“I think work needs to be done in inner Auckland in addressing the height restrictions and the Not-In-My-Backyard syndrome that’s there.”
Wheeler said he welcomed the Government’s commissoning of work by the Productivity Commission on how issues around zoning decisions, regulatory reform and approval processes
“I am very interested to see the outcome of that sort of review. But we see it mainly as a supply side problem,” he said.
We’ve certainly made it easier to develop greenfield land and with the unitary plan it should get even easier with the proposed Rural Urban Boundary (RUB) which is larger and more flexible than the old urban limits. However even that looks set to be watered down to enable more greenfield development.
The independent panel hearing submissions on the Auckland unitary plan has told submitters the council’s proposed provisions for the new rural:urban boundary “may be overly stringent” and that a more flexible boundary would be better.
The panel also said in interim guidance it issued on Monday: “A rural:urban boundary is the most appropriate method to achieve the objective of a quality compact urban city when compared to the principal alternatives of the operative metropolitan urban limit & no boundary.”
The number of dwelling consents issued over the last 12 months is around 7,700 which is up considerably on the low of just over 3,200 in August 2009.
In response to Wheeler’s comments, Bill English – who has in the past spoken about the NIMBYism issue – has said calls for more densification in Auckland’s housing were “about as popular in parts of Auckland as Ebola” would be. Suggesting that putting a few terraced houses or low rise apartments in an area is provides a similar fear to a deadly disease is probably taking things a bit too far but also highlights why the council need to do a better job of explaining the benefits of more people being in an area – such as that it provides more opportunities for local businesses and amenities such as local cafe’s, shops and more/better parks.

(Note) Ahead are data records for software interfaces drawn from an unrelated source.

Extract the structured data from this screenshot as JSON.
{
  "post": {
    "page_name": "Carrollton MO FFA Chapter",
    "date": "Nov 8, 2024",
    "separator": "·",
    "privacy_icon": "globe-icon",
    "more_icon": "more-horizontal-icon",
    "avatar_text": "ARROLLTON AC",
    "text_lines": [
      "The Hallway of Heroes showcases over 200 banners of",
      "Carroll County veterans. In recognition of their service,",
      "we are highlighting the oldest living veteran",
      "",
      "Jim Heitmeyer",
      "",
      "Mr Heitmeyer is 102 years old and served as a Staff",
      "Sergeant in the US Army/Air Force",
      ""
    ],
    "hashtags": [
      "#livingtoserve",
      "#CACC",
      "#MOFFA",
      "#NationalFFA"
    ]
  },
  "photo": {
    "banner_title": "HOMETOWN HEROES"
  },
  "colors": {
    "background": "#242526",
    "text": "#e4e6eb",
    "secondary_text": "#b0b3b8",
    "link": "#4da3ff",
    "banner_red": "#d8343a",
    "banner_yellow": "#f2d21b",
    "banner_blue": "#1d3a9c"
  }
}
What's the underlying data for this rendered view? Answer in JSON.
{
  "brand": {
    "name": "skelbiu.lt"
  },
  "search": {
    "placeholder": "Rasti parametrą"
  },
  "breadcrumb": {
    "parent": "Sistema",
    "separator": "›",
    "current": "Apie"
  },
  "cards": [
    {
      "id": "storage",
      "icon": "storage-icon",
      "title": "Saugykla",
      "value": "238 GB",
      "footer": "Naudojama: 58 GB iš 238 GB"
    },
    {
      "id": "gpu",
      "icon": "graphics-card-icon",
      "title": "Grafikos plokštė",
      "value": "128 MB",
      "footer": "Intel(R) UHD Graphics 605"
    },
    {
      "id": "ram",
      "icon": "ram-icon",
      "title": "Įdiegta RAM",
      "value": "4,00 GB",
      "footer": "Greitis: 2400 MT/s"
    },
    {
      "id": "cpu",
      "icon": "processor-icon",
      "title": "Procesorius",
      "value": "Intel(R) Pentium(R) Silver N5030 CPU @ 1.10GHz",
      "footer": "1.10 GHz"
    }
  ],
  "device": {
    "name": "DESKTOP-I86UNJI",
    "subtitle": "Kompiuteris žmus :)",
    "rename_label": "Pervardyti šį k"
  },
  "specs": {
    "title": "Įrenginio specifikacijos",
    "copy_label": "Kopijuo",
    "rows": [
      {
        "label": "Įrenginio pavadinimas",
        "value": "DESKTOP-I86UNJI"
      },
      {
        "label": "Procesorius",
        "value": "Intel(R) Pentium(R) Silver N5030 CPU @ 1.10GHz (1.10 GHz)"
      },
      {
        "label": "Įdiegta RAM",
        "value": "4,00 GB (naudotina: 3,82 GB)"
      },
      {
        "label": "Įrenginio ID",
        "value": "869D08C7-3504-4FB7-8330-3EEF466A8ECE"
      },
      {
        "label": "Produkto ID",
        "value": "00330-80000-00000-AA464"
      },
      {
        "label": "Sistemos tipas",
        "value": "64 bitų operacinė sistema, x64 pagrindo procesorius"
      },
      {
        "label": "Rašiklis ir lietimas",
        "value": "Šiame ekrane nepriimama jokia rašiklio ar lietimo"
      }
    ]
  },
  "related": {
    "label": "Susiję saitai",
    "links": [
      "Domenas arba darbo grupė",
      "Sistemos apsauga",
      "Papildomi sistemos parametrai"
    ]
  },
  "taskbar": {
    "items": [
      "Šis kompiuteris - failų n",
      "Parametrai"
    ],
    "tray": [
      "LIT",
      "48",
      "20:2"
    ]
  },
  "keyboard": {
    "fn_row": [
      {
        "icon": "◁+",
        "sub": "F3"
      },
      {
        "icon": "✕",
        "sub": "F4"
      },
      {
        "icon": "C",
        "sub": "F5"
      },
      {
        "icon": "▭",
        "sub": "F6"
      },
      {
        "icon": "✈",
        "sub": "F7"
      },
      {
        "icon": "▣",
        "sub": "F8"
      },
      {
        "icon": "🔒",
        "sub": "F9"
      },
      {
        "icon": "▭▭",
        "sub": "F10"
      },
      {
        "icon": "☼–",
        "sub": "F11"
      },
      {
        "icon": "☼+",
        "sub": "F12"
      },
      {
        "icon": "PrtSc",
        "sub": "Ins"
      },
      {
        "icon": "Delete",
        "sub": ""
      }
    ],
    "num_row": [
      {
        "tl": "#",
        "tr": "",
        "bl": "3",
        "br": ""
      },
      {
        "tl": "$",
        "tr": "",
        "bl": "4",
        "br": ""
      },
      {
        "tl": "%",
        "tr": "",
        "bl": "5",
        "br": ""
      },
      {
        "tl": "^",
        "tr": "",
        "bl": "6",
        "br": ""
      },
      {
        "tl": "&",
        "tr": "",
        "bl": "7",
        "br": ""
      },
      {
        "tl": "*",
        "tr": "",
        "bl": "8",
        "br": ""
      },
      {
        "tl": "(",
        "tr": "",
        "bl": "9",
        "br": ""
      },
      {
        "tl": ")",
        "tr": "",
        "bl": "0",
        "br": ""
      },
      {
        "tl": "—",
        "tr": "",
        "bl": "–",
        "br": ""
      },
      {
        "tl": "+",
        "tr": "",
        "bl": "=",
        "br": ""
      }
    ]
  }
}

Mr English, who spoke today for the seventh year in a row at the annual Auckland Chamber of Commerce and Massey University lunch in Auckland, said the city’s local government had said homeowners couldn’t build up but have now recognised that means there has to be a “build out.”
The government will confirm details in the new few weeks about further decisions on the Tamaki Redevelopment Co, a joint venture between central government and Auckland Council in 2012 to rejuvenate the suburb. The entity is expected to build about 7,500 new houses over the next decade. Once old properties have been removed or demolished, that will increase the area’s housing stock by 5,000, of which 2,800 will be Housing New Zealand-owned.
“We want to accelerate this type of activity, so small and large redevelopments of Housing New Zealand land and properties are completed with more urgency,” English said.
Lastly he had this to say about housing and infrastructure in general:
The minister said the government had learnt a lot over Auckland’s housing issues and that should lead to a more constructive process than previously about the region’s infrastructure needs, including a second harbour crossing.
‘We could do with a common understanding of the strategy. To government, it has looked like a series of projects arriving for political reasons as well as economic ones and we have to have that common view.”
Coming up with a region wide strategy was one of the key reasons behind amalgamating the previous councils into a single region wide council and requiring a 30 year plan (The Auckland Plan). The problem wasn’t the plan but that the government chose to ignore it for ideological reasons and as such kept fighting it. I’d also suggest that unless he’s prepared to fight the NIMBY issue then there’s not much point in even discussing a second harbour crossing as the local board areas on the North Shore have some of the lowest levels of population growth forecast across the region – in part due to much of the area fighting any form of development.